◆ Data extracts:
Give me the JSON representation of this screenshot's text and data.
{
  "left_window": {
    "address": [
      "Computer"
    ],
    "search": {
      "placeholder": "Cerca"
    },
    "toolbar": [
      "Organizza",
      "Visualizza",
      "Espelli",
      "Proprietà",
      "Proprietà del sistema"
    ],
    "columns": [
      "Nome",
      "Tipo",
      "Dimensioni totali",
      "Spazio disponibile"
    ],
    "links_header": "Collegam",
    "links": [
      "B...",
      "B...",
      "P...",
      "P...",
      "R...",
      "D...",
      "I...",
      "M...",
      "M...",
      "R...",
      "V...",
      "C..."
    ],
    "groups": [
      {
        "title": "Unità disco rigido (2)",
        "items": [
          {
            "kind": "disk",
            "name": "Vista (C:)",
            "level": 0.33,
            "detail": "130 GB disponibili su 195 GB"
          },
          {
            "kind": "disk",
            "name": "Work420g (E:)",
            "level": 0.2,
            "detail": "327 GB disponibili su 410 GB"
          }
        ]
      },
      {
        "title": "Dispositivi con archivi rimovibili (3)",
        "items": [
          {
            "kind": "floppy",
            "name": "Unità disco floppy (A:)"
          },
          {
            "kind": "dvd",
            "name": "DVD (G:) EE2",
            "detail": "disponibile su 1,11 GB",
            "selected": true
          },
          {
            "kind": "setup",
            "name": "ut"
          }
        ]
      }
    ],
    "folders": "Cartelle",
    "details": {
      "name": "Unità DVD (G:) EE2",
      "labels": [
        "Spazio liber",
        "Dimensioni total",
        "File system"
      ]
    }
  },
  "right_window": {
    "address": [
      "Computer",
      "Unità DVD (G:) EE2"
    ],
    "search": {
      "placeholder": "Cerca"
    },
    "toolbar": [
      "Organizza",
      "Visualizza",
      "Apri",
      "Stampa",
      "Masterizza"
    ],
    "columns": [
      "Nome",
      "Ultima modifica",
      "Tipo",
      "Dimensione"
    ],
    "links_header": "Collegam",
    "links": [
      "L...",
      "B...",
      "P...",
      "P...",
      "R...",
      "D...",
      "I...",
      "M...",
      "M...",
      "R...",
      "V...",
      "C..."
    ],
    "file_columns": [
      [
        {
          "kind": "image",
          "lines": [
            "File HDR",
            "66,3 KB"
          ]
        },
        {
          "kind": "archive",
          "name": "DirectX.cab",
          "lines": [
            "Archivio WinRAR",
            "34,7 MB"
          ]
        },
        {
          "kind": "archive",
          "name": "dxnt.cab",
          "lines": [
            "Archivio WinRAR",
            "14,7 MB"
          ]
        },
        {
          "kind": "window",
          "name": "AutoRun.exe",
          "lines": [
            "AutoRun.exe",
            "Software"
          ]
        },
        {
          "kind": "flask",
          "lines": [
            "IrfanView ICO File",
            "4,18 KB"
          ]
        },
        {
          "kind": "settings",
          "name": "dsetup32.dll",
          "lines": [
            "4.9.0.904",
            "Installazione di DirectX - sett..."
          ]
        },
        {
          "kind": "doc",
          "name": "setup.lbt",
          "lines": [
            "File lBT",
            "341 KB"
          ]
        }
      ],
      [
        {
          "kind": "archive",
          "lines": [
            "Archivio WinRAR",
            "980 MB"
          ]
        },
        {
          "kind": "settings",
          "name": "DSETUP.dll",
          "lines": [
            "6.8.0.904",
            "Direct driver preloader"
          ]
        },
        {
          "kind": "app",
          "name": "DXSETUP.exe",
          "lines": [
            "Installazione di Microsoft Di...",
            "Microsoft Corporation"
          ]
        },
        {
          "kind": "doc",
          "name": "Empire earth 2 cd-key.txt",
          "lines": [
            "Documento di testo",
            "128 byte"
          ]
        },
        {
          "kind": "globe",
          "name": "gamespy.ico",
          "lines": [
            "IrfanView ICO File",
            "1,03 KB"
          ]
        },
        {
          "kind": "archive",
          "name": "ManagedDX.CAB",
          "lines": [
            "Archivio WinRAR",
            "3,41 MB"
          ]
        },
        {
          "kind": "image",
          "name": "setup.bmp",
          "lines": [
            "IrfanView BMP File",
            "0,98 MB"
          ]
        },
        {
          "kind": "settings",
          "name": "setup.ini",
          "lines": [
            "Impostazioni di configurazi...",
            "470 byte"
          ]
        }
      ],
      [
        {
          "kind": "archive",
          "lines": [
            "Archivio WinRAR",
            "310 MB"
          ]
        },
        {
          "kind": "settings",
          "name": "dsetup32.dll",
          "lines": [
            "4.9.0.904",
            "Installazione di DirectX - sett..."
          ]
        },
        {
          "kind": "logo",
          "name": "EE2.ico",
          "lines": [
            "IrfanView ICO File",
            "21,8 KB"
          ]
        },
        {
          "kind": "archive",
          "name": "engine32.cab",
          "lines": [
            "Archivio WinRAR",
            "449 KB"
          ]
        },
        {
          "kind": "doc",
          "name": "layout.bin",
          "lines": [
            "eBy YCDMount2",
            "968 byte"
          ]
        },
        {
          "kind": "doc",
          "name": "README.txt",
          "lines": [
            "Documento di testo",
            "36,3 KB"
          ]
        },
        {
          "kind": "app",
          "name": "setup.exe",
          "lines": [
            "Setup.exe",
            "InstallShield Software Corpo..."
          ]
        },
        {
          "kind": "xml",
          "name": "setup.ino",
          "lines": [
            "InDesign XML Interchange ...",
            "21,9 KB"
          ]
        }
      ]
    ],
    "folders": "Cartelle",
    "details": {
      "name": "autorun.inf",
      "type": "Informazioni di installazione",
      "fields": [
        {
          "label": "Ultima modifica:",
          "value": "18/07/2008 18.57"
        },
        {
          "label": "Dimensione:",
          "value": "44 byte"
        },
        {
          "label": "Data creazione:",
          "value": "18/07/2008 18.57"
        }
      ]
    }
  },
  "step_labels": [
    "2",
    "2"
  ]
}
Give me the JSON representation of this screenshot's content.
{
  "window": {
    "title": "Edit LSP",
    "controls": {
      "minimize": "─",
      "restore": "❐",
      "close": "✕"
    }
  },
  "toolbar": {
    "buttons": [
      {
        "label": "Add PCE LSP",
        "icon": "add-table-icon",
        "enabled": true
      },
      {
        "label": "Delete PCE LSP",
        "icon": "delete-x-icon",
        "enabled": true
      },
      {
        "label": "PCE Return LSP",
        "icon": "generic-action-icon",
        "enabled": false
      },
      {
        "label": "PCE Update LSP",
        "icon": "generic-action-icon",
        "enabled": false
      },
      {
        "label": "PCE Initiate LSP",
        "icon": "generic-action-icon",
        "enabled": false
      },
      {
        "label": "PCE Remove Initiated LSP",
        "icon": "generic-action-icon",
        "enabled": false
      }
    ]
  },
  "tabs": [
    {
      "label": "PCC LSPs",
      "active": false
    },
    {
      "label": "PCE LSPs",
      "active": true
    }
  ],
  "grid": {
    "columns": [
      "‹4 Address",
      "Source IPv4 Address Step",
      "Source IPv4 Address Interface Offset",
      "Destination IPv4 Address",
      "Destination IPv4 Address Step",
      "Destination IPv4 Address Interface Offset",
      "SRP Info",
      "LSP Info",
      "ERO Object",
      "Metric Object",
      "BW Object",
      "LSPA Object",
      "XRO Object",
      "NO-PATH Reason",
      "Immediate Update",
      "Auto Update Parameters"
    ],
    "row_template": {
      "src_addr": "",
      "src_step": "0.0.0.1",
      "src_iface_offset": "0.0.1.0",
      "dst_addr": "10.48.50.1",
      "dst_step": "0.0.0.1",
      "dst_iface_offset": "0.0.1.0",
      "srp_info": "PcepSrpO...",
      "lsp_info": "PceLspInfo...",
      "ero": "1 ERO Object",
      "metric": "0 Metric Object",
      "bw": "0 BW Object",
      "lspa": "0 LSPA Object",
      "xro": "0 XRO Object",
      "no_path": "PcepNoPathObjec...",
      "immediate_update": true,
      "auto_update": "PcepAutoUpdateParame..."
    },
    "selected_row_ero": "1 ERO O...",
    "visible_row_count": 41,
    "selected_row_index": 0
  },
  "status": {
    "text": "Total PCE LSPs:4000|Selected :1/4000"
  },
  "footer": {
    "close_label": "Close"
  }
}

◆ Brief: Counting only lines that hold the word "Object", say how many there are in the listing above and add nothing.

◆ Solution: 10